● **PROBLEM STATEMENT**: A word-for-word copy of the records below is needed, without the images.

(EXTRACTED MATERIAL)

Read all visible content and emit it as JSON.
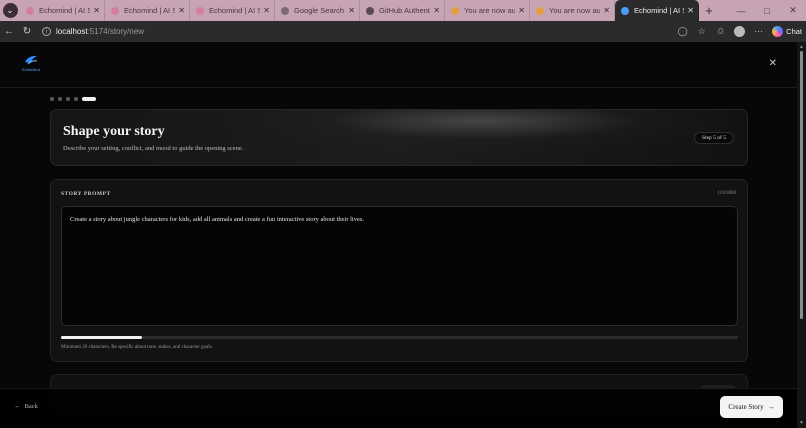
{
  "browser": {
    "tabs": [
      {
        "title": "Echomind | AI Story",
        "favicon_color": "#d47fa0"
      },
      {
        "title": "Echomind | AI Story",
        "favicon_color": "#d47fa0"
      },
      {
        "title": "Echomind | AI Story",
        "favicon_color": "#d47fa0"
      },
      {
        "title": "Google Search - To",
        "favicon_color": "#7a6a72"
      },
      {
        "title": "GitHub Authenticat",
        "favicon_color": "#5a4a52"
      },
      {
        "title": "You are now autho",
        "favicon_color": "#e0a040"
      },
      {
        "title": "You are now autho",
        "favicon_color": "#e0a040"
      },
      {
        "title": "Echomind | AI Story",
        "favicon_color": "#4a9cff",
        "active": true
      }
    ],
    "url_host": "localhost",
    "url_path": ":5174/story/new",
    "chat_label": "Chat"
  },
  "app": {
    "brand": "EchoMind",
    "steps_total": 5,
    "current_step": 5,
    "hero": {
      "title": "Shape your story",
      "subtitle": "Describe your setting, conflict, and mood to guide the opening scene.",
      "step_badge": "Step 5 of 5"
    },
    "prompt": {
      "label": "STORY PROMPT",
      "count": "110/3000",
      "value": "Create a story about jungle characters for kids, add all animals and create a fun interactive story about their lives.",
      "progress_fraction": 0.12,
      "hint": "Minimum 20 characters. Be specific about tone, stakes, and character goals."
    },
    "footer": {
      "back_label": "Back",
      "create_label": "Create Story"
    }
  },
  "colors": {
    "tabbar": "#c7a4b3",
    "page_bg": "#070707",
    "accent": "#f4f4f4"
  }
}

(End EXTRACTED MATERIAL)

● **EXPECTED ANSWER**:
Read all visible content and emit it as JSON.
{
  "browser": {
    "tabs": [
      {
        "title": "Echomind | AI Story",
        "favicon_color": "#d47fa0"
      },
      {
        "title": "Echomind | AI Story",
        "favicon_color": "#d47fa0"
      },
      {
        "title": "Echomind | AI Story",
        "favicon_color": "#d47fa0"
      },
      {
        "title": "Google Search - To",
        "favicon_color": "#7a6a72"
      },
      {
        "title": "GitHub Authenticat",
        "favicon_color": "#5a4a52"
      },
      {
        "title": "You are now autho",
        "favicon_color": "#e0a040"
      },
      {
        "title": "You are now autho",
        "favicon_color": "#e0a040"
      },
      {
        "title": "Echomind | AI Story",
        "favicon_color": "#4a9cff",
        "active": true
      }
    ],
    "url_host": "localhost",
    "url_path": ":5174/story/new",
    "chat_label": "Chat"
  },
  "app": {
    "brand": "EchoMind",
    "steps_total": 5,
    "current_step": 5,
    "hero": {
      "title": "Shape your story",
      "subtitle": "Describe your setting, conflict, and mood to guide the opening scene.",
      "step_badge": "Step 5 of 5"
    },
    "prompt": {
      "label": "STORY PROMPT",
      "count": "110/3000",
      "value": "Create a story about jungle characters for kids, add all animals and create a fun interactive story about their lives.",
      "progress_fraction": 0.12,
      "hint": "Minimum 20 characters. Be specific about tone, stakes, and character goals."
    },
    "footer": {
      "back_label": "Back",
      "create_label": "Create Story"
    }
  },
  "colors": {
    "tabbar": "#c7a4b3",
    "page_bg": "#070707",
    "accent": "#f4f4f4"
  }
}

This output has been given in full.